City holds up county office building as part of negotiation over lawsuit, Winton says
By Susan Stabley
Miami commissioners have delayed a 17-story office building that would house Miami-Dade County administrative offices to gain leverage in a dispute with the county over nearby Overtown land, City Commission Chairman Johnny Winton said Friday.
The office building is planned as a public-private development on land under county control at the Overtown/Area Metrorail station, but construction can't start until the city officially closes a nearby road that hasn't been used since the mid-1980s.
Groundbreaking on the 340,722-square-foot building was due this summer, said attorney Judy Burke of Shutts & Bowen, who represents the developer, Overtown Partnership Ltd.
"The building is designed, it's leased, it's ready to go," she said
The county-owned land is east of Northwest First Court between Sixth and Eighth streets, and the road is now a parking lot for transit users, said Frank Talleda of the county's Office of Public Transportation Management.
The road closing and approval of plan development standards went before the city commission May 22 but were deferred to a July 26 planning and zoning meeting that since has been cancelled. The matters go back for review July 17.
"It's all about leverage," Mr. Winton said. "The county wants to do this deal that it has every right in the world to do. In this instance, it happens to need a vacation. So they need that from the city."
Mr. Winton said the delay is tied to a county lawsuit with the city over three parcels along Northwest Second Avenue between Sixth and Ninth streets. The county deeded the land to the city in the mid-1980s with the stipulation that the land would be developed. The land hasn't been developed, and the county wants the property back.
"The connection is simply negotiation of something they want versus negotiations of something we want," said Mr. Winton.
City Commissioner Arthur Teele Jr. has asked to meet with City Administrator/City Manager Joe Arriola on the office project. The commission, during its May 22 meeting, directed Mr. Arriola and City Attorney Alex Vilarello to draft documents to protect the city's interests.
"This is very dangerous," Mr. Teele told commissioners at that meeting. "Once we give them the green light, they can build anything they want."
But Mr. Winton said Friday that the city's real concern is to resolve the dispute with the county over the undeveloped parcels, which are across the street from the office-space site.
The office building is one of many joint development projects out of the county's transit office, said Mr. Talleda. "The idea is to bring focus density around stations to promote transit ridership and create a source of income for transit."
Ms. Burke said the developer is getting anxious about the delays. "This is such an important development for the Overtown area.

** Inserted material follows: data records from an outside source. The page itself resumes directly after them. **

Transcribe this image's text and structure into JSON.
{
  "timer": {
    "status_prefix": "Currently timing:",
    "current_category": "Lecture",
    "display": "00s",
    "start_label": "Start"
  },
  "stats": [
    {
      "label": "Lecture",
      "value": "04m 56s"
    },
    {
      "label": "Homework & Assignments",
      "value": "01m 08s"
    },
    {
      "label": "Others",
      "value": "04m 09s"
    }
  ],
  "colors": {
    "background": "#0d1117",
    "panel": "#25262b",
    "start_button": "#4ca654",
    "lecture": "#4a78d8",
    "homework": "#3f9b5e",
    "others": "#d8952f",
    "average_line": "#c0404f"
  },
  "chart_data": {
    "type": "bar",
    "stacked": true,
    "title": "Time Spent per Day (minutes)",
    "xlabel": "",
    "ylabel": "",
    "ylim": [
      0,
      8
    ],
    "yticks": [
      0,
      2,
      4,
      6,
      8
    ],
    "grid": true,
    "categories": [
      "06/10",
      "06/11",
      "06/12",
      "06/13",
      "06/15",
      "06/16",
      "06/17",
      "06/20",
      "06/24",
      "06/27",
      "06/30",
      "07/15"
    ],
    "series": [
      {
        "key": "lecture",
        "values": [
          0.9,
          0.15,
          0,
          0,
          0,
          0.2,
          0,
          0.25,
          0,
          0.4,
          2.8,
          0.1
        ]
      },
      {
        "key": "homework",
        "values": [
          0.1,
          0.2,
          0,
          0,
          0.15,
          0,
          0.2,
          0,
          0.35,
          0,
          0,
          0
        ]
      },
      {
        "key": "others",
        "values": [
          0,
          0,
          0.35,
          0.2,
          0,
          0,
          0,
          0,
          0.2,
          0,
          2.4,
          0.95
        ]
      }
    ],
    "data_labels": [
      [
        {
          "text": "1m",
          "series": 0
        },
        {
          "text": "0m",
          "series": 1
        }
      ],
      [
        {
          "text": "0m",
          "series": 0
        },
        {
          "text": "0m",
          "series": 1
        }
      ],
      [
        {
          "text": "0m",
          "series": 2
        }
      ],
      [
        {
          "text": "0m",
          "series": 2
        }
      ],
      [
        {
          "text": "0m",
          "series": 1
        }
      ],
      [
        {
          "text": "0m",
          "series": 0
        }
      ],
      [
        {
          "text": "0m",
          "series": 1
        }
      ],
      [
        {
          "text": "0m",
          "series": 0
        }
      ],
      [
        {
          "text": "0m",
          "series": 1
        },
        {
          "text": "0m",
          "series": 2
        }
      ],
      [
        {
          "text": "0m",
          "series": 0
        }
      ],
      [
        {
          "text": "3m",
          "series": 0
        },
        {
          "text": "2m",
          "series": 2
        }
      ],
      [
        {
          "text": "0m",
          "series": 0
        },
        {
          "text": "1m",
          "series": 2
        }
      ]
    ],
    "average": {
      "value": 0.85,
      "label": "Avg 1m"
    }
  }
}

It's a shame anything can keep it from going forward. Nothing kills a project more than time delays."
Mr. Winton said he expects a resolution soon.
"The tenor and tone of those negotiations probably haven't been better in 20 years than they are today," he said. "The fact is we cannot win the major battle by fighting each other. We only win the battle for the citizens by working together."